Low density lipoprotein classification

Jump to: navigation, search

Low Density Lipoprotein Microchapters

Home

Patient information

Overview

Historical Perspective

Classification

Physiology

Pathophysiology

Causes

Low LDL
High LDL

Epidemiology and Demographics

Risk Factors

Screening

Natural History, Prognosis and Complications

Diagnosis

Laboratory Findings

Treatment

Medical Therapy

Landmark Trials

Future or Investigational Therapies

Case Studies

Case #1

Low density lipoprotein classification On the Web

Most recent articles

Most cited articles

Review articles

CME Programs

Powerpoint slides

Images

American Roentgen Ray Society Images of Low density lipoprotein classification

All Images
X-rays
Echo & Ultrasound
CT Images
MRI

Ongoing Trials at Clinical Trials.gov

US National Guidelines Clearinghouse

NICE Guidance

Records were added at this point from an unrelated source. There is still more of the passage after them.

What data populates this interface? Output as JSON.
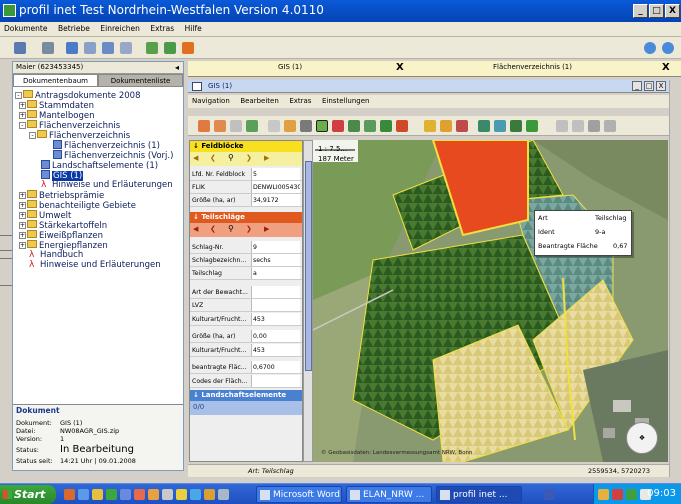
{
  "window": {
    "title": "profil inet Test Nordrhein-Westfalen Version 4.0110",
    "controls": [
      "_",
      "□",
      "X"
    ]
  },
  "menubar": {
    "items": [
      "Dokumente",
      "Betriebe",
      "Einreichen",
      "Extras",
      "Hilfe"
    ]
  },
  "left_panel": {
    "node_title": "Maier (623453345)",
    "tabs": [
      "Dokumentenbaum",
      "Dokumentenliste"
    ],
    "tree": [
      {
        "label": "Antragsdokumente 2008",
        "icon": "folder-icon"
      },
      {
        "label": "Stammdaten",
        "icon": "folder-icon"
      },
      {
        "label": "Mantelbogen",
        "icon": "folder-icon"
      },
      {
        "label": "Flächenverzeichnis",
        "icon": "folder-icon"
      },
      {
        "label": "Flächenverzeichnis",
        "icon": "folder-icon"
      },
      {
        "label": "Flächenverzeichnis (1)",
        "icon": "document-icon"
      },
      {
        "label": "Flächenverzeichnis (Vorj.)",
        "icon": "document-icon"
      },
      {
        "label": "Landschaftselemente (1)",
        "icon": "document-icon"
      },
      {
        "label": "GIS (1)",
        "icon": "document-icon"
      },
      {
        "label": "Hinweise und Erläuterungen",
        "icon": "pdf-icon"
      },
      {
        "label": "Betriebsprämie",
        "icon": "folder-icon"
      },
      {
        "label": "benachteiligte Gebiete",
        "icon": "folder-icon"
      },
      {
        "label": "Umwelt",
        "icon": "folder-icon"
      },
      {
        "label": "Stärkekartoffeln",
        "icon": "folder-icon"
      },
      {
        "label": "Eiweißpflanzen",
        "icon": "folder-icon"
      },
      {
        "label": "Energiepflanzen",
        "icon": "folder-icon"
      },
      {
        "label": "Handbuch",
        "icon": "pdf-icon"
      },
      {
        "label": "Hinweise und Erläuterungen",
        "icon": "pdf-icon"
      }
    ],
    "document": {
      "heading": "Dokument",
      "rows": [
        {
          "key": "Dokument:",
          "value": "GIS (1)"
        },
        {
          "key": "Datei:",
          "value": "NW08AGR_GIS.zip"
        },
        {
          "key": "Version:",
          "value": "1"
        },
        {
          "key": "Status:",
          "value": "In Bearbeitung"
        },
        {
          "key": "Status seit:",
          "value": "14:21 Uhr | 09.01.2008"
        }
      ]
    }
  },
  "main_tabs": [
    {
      "label": "GIS (1)",
      "close": "X"
    },
    {
      "label": "Flächenverzeichnis (1)",
      "close": "X"
    }
  ],
  "inner_window": {
    "title": "GIS (1)",
    "controls": [
      "_",
      "□",
      "X"
    ],
    "menu": [
      "Navigation",
      "Bearbeiten",
      "Extras",
      "Einstellungen"
    ]
  },
  "props": {
    "section1": "Feldblöcke",
    "section1_rows": [
      {
        "key": "Lfd. Nr. Feldblock",
        "value": "5"
      },
      {
        "key": "FLIK",
        "value": "DENWLI0054305..."
      },
      {
        "key": "Größe (ha, ar)",
        "value": "34,9172"
      }
    ],
    "section2": "Teilschläge",
    "section2_rows": [
      {
        "key": "Schlag-Nr.",
        "value": "9"
      },
      {
        "key": "Schlagbezeichn...",
        "value": "sechs"
      },
      {
        "key": "Teilschlag",
        "value": "a"
      },
      {
        "key": "Art der Bewacht...",
        "value": ""
      },
      {
        "key": "LVZ",
        "value": ""
      },
      {
        "key": "Kulturart/Frucht...",
        "value": "453"
      },
      {
        "key": "Größe (ha, ar)",
        "value": "0,00"
      },
      {
        "key": "Kulturart/Frucht...",
        "value": "453"
      },
      {
        "key": "beantragte Fläc...",
        "value": "0,6700"
      },
      {
        "key": "Codes der Fläch...",
        "value": ""
      }
    ],
    "section3": "Landschaftselemente",
    "section3_value": "0/0"
  },
  "map": {
    "scale": "1 : 7.5...",
    "scale_distance": "187 Meter",
    "info": [
      {
        "key": "Art",
        "value": "Teilschlag"
      },
      {
        "key": "Ident",
        "value": "9-a"
      },
      {
        "key": "Beantragte Fläche",
        "value": "0,67"
      }
    ],
    "copyright": "© Geobasisdaten: Landesvermessungsamt NRW, Bonn",
    "colors": {
      "selected": "#e84a20",
      "pattern": "#2a6a2a",
      "yellow_outline": "#f0d030"
    }
  },
  "statusbar": {
    "layer": "Art: Teilschlag",
    "coords": "2559534, 5720273"
  },
  "taskbar": {
    "start": "Start",
    "tasks": [
      {
        "label": "Microsoft Word",
        "active": false
      },
      {
        "label": "ELAN_NRW ...",
        "active": false
      },
      {
        "label": "profil inet ...",
        "active": true
      }
    ],
    "clock": "09:03"
  }
}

FDA on Low density lipoprotein classification

CDC on Low density lipoprotein classification

Low density lipoprotein classification in the news

Blogs on Low density lipoprotein classification

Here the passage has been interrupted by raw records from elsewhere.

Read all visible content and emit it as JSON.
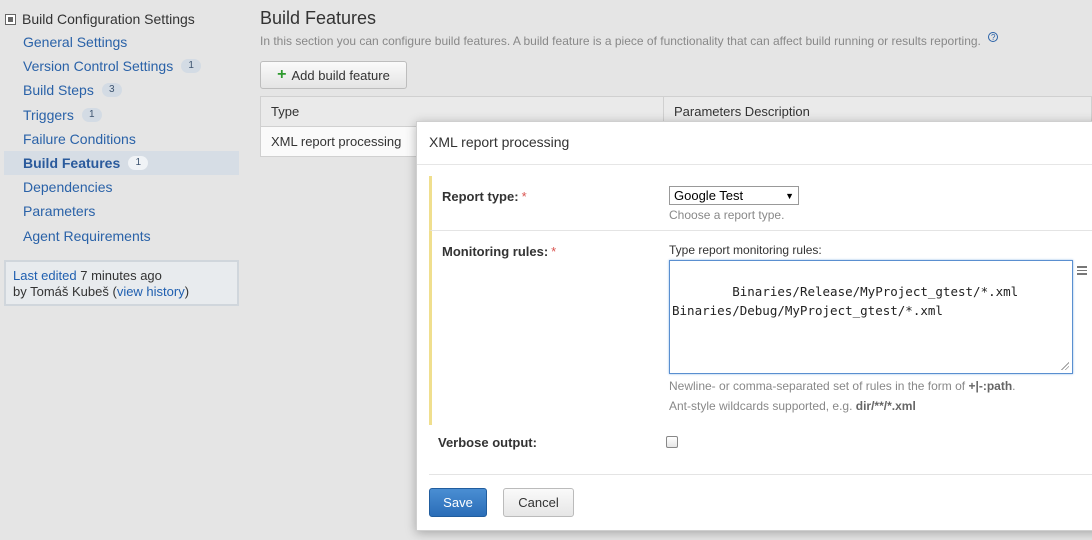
{
  "sidebar": {
    "header": "Build Configuration Settings",
    "items": [
      {
        "label": "General Settings",
        "badge": ""
      },
      {
        "label": "Version Control Settings",
        "badge": "1"
      },
      {
        "label": "Build Steps",
        "badge": "3"
      },
      {
        "label": "Triggers",
        "badge": "1"
      },
      {
        "label": "Failure Conditions",
        "badge": ""
      },
      {
        "label": "Build Features",
        "badge": "1",
        "active": true
      },
      {
        "label": "Dependencies",
        "badge": ""
      },
      {
        "label": "Parameters",
        "badge": ""
      },
      {
        "label": "Agent Requirements",
        "badge": ""
      }
    ],
    "last_edited_prefix": "Last edited",
    "last_edited_time": "7 minutes ago",
    "edited_by_prefix": "by Tomáš Kubeš (",
    "view_history": "view history",
    "edited_by_suffix": ")"
  },
  "main": {
    "title": "Build Features",
    "description": "In this section you can configure build features. A build feature is a piece of functionality that can affect build running or results reporting.",
    "help_glyph": "?",
    "add_button": "Add build feature",
    "table": {
      "headers": [
        "Type",
        "Parameters Description"
      ],
      "rows": [
        [
          "XML report processing",
          ""
        ]
      ]
    }
  },
  "dialog": {
    "title": "XML report processing",
    "report_type": {
      "label": "Report type:",
      "required_mark": "*",
      "selected": "Google Test",
      "note": "Choose a report type."
    },
    "monitoring": {
      "label": "Monitoring rules:",
      "required_mark": "*",
      "hint": "Type report monitoring rules:",
      "value": "Binaries/Release/MyProject_gtest/*.xml\nBinaries/Debug/MyProject_gtest/*.xml",
      "note1_prefix": "Newline- or comma-separated set of rules in the form of",
      "note1_code": "+|-:path",
      "note1_suffix": ".",
      "note2_prefix": "Ant-style wildcards supported, e.g.",
      "note2_code": "dir/**/*.xml"
    },
    "verbose": {
      "label": "Verbose output:",
      "checked": false
    },
    "save_button": "Save",
    "cancel_button": "Cancel"
  },
  "colors": {
    "link": "#2a62a8",
    "primary_button": "#2a6db8",
    "required": "#d9534f",
    "highlight_border": "#f0df8e"
  }
}
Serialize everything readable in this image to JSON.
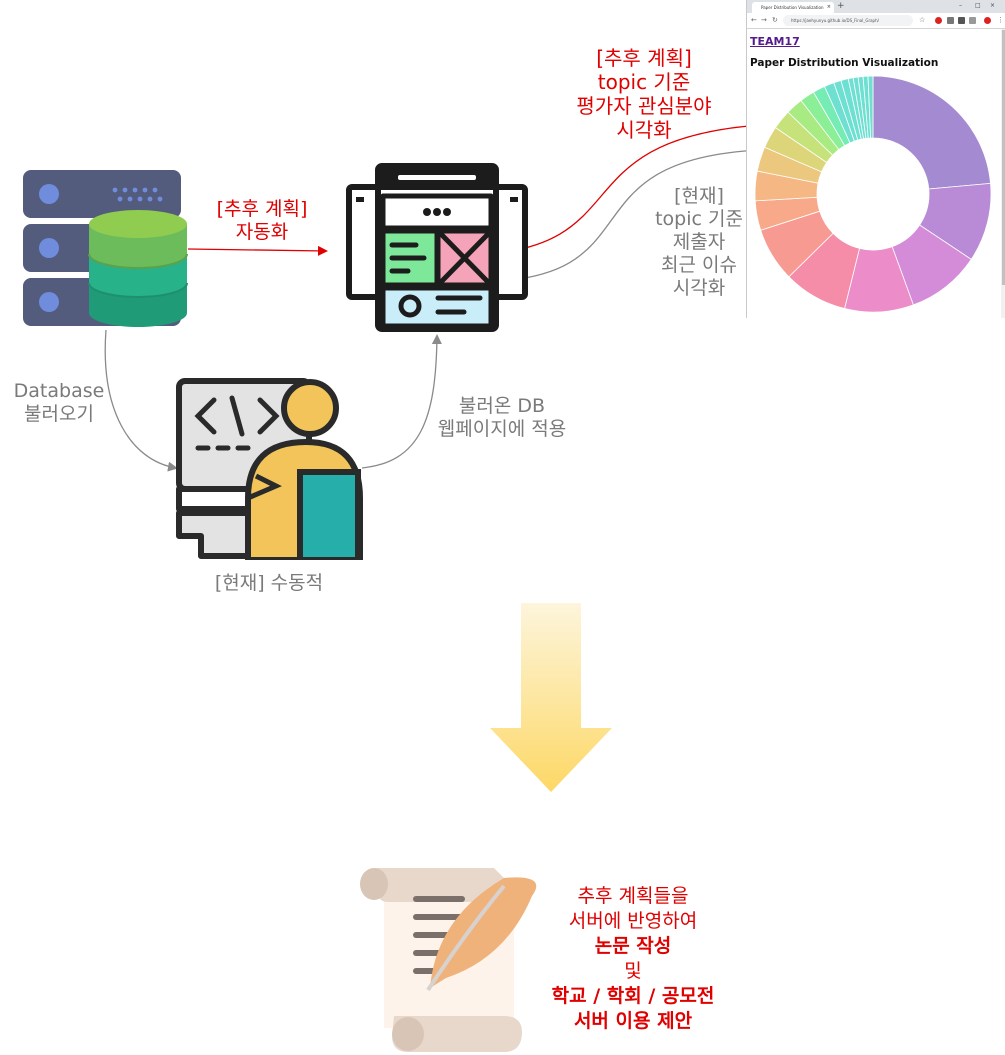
{
  "labels": {
    "auto_plan": [
      "[추후 계획]",
      "자동화"
    ],
    "future_viz": [
      "[추후 계획]",
      "topic 기준",
      "평가자 관심분야",
      "시각화"
    ],
    "current_viz": [
      "[현재]",
      "topic 기준",
      "제출자",
      "최근 이슈",
      "시각화"
    ],
    "db_load": [
      "Database",
      "불러오기"
    ],
    "apply_db": [
      "불러온 DB",
      "웹페이지에 적용"
    ],
    "current_manual": "[현재] 수동적",
    "conclusion": [
      "추후 계획들을",
      "서버에 반영하여",
      "논문 작성",
      "및",
      "학교 / 학회 / 공모전",
      "서버 이용 제안"
    ]
  },
  "browser": {
    "tab_title": "Paper Distribution Visualization",
    "url": "https://jaehyunyu.github.io/DS_Final_Graph/",
    "link_text": "TEAM17",
    "page_heading": "Paper Distribution Visualization"
  },
  "colors": {
    "red": "#e00000",
    "gray": "#7a7a7a",
    "arrow_gradient_top": "#fdf4d6",
    "arrow_gradient_bottom": "#fddc6a"
  },
  "icons": [
    "database-server-icon",
    "webpage-wireframe-icon",
    "developer-at-computer-icon",
    "scroll-quill-icon",
    "down-arrow-icon"
  ],
  "sunburst_colors": [
    "#a48ad1",
    "#b98ad6",
    "#d48cd8",
    "#ec8cc9",
    "#f58ca8",
    "#f79a92",
    "#f7a98a",
    "#f5b884",
    "#ecc77e",
    "#dcd579",
    "#c6e27a",
    "#a9eb83",
    "#8aef96",
    "#74ecb4",
    "#6ee0d2"
  ]
}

Directions to Hospitals Treating Low density lipoprotein

Risk calculators and risk factors for Low density lipoprotein classification

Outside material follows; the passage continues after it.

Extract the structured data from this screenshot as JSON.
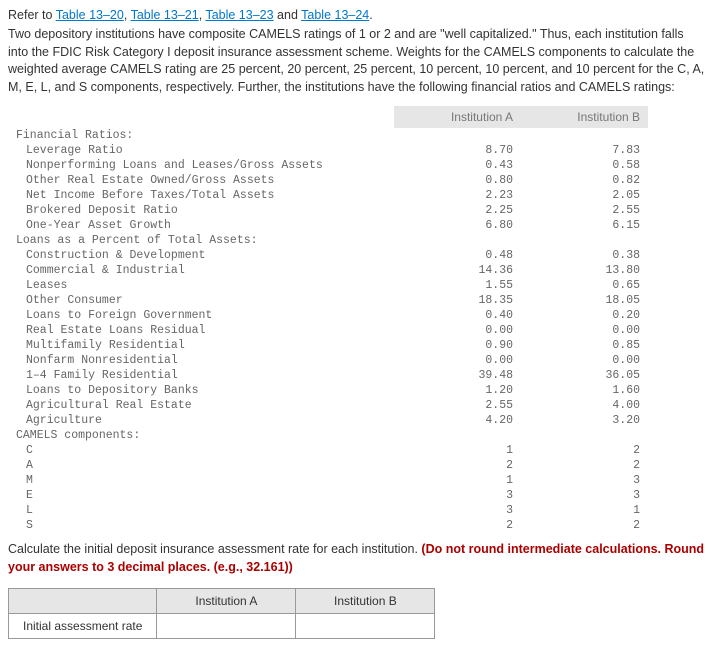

Editor-In-Chief: C. Michael Gibson, M.S., M.D. [1] Associate Editor(s)-in-Chief: Rim Halaby, M.D. [2]

Overview

Prior approaches to the management of LDL aimed towards the classification of LDL concentrations and the treatment of subjects with dyslipidemia to a target LDL concentration. In 2001, the National Cholesterol Education Program (NCEP) Adult Treatment Panel (ATP) III classified LDL concentrations into optimal, near optimal, borderline high, high, and very high.[1] However, the latest 2013 ACC/AHA Guideline on the Treatment of Blood Cholesterol to Reduce Atherosclerotic Cardiovascular Risk in Adults no longer takes into consideration LDL cut-off concentration but rather identifies groups of patients among whom the benefit of statin outweighs the risk of adverse events.[2]

Classification

Classification of the Different Concentrations of LDL

Shown below is the classification of the different concentrations of LDL according to the National Cholesterol Education Program (NCEP) Adult Treatment Panel (ATP) III published in 2001.[1]

Concentration mg/dL Concentration mmol/L Interpretation
<100 <2.6 Optimal
100 to 129 2.6 to 3.3 Near optimal
130 to 159 3.3 to 4.1 Borderline high
160 to 189 4.1 to 4.9 High
>190 >4.9 Very high

Classification of Statin Benefit Groups

The 2013 ACC/AHA Guideline on the Treatment of Blood Cholesterol to Reduce Atherosclerotic Cardiovascular Risk in Adults no longer takes into consideration LDL cut-off concentration but rather identifies groups of patients among whom the benefit of statin outweighs the risk of adverse events. Shown below is the classification of the four statin benefit groups.[2]

Statin benefit groups
1- Presence of atherosclerotic cardiovascular disease, defined as prior acute coronary syndrome, stable or unstable angina, coronary revascularization, non coronary arterial revascularization, stroke, transient ischemic attack, or peripheral artery disease
2- LDL ≥ 190 mg/dL
3- Diabetes mellitus PLUS age 40-75 years PLUS LDL 10-189 mg/dL
4- LDL 70-189 PLUS estimated 10 year risk of atherosclerotic cardiovascular disease ≥ 7.5%

The estimated 10 year risk of atherosclerotic cardiovascular disease should be calculated every 4 to 6 years using the pooled cohort equation.[2]

References

  1. 1.0 1.1 Expert Panel on Detection, Evaluation, and Treatment of High Blood Cholesterol in Adults (2001). "Executive Summary of The Third Report of The National Cholesterol Education Program (NCEP) Expert Panel on Detection, Evaluation, And Treatment of High Blood Cholesterol In Adults (Adult Treatment Panel III).". JAMA. 285 (19): 2486–97. PMID 11368702. 
  2. 2.0 2.1 2.2 Stone NJ, Robinson JG, Lichtenstein AH, Bairey Merz CN, Blum CB, Eckel RH; et al. (2014). "2013 ACC/AHA guideline on the treatment of blood cholesterol to reduce atherosclerotic cardiovascular risk in adults: a report of the American College of Cardiology/American Heart Association Task Force on Practice Guidelines.". J Am Coll Cardiol. 63 (25 Pt B): 2889–934. PMID 24239923. doi:10.1016/j.jacc.2013.11.002. 

Linked-in.jpg